Items from an interface collection:
* * * * * * *

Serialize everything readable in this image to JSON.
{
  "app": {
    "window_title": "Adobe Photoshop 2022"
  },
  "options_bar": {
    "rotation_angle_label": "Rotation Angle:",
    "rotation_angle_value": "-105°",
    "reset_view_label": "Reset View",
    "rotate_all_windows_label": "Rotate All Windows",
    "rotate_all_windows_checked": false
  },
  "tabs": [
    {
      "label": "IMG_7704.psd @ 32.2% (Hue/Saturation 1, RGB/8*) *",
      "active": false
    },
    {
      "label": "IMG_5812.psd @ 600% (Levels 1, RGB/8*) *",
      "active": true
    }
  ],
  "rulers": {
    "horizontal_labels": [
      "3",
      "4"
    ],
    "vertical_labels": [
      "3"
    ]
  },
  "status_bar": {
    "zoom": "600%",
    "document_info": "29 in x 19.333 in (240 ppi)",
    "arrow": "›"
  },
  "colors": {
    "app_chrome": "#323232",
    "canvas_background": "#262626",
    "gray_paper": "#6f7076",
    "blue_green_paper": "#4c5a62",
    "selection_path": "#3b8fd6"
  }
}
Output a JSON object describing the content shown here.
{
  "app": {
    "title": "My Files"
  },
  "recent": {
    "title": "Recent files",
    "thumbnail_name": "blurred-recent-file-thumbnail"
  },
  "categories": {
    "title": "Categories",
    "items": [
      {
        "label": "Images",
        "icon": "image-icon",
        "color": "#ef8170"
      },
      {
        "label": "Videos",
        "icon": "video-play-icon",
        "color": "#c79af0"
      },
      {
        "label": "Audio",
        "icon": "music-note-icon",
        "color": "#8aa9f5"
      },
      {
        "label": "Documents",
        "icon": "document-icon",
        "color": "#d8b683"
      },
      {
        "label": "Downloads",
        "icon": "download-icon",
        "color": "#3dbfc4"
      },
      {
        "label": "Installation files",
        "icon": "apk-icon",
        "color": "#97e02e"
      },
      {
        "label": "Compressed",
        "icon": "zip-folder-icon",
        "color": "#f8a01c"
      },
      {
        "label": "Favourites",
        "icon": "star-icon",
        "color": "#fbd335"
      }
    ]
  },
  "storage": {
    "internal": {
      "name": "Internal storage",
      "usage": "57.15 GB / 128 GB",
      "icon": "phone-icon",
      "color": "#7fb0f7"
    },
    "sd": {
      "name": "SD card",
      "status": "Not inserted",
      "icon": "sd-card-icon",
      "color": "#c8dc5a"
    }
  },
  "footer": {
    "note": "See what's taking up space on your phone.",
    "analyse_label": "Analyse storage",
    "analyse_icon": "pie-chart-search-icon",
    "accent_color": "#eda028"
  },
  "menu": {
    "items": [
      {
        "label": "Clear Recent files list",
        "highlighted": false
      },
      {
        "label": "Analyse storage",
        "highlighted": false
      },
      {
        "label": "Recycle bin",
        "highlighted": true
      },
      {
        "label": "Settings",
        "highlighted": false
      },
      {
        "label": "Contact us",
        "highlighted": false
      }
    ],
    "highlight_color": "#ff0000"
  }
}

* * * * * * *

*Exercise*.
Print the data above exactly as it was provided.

*The answer*.
Serialize everything readable in this image to JSON.
{
  "app": {
    "window_title": "Adobe Photoshop 2022"
  },
  "options_bar": {
    "rotation_angle_label": "Rotation Angle:",
    "rotation_angle_value": "-105°",
    "reset_view_label": "Reset View",
    "rotate_all_windows_label": "Rotate All Windows",
    "rotate_all_windows_checked": false
  },
  "tabs": [
    {
      "label": "IMG_7704.psd @ 32.2% (Hue/Saturation 1, RGB/8*) *",
      "active": false
    },
    {
      "label": "IMG_5812.psd @ 600% (Levels 1, RGB/8*) *",
      "active": true
    }
  ],
  "rulers": {
    "horizontal_labels": [
      "3",
      "4"
    ],
    "vertical_labels": [
      "3"
    ]
  },
  "status_bar": {
    "zoom": "600%",
    "document_info": "29 in x 19.333 in (240 ppi)",
    "arrow": "›"
  },
  "colors": {
    "app_chrome": "#323232",
    "canvas_background": "#262626",
    "gray_paper": "#6f7076",
    "blue_green_paper": "#4c5a62",
    "selection_path": "#3b8fd6"
  }
}
Output a JSON object describing the content shown here.
{
  "app": {
    "title": "My Files"
  },
  "recent": {
    "title": "Recent files",
    "thumbnail_name": "blurred-recent-file-thumbnail"
  },
  "categories": {
    "title": "Categories",
    "items": [
      {
        "label": "Images",
        "icon": "image-icon",
        "color": "#ef8170"
      },
      {
        "label": "Videos",
        "icon": "video-play-icon",
        "color": "#c79af0"
      },
      {
        "label": "Audio",
        "icon": "music-note-icon",
        "color": "#8aa9f5"
      },
      {
        "label": "Documents",
        "icon": "document-icon",
        "color": "#d8b683"
      },
      {
        "label": "Downloads",
        "icon": "download-icon",
        "color": "#3dbfc4"
      },
      {
        "label": "Installation files",
        "icon": "apk-icon",
        "color": "#97e02e"
      },
      {
        "label": "Compressed",
        "icon": "zip-folder-icon",
        "color": "#f8a01c"
      },
      {
        "label": "Favourites",
        "icon": "star-icon",
        "color": "#fbd335"
      }
    ]
  },
  "storage": {
    "internal": {
      "name": "Internal storage",
      "usage": "57.15 GB / 128 GB",
      "icon": "phone-icon",
      "color": "#7fb0f7"
    },
    "sd": {
      "name": "SD card",
      "status": "Not inserted",
      "icon": "sd-card-icon",
      "color": "#c8dc5a"
    }
  },
  "footer": {
    "note": "See what's taking up space on your phone.",
    "analyse_label": "Analyse storage",
    "analyse_icon": "pie-chart-search-icon",
    "accent_color": "#eda028"
  },
  "menu": {
    "items": [
      {
        "label": "Clear Recent files list",
        "highlighted": false
      },
      {
        "label": "Analyse storage",
        "highlighted": false
      },
      {
        "label": "Recycle bin",
        "highlighted": true
      },
      {
        "label": "Settings",
        "highlighted": false
      },
      {
        "label": "Contact us",
        "highlighted": false
      }
    ],
    "highlight_color": "#ff0000"
  }
}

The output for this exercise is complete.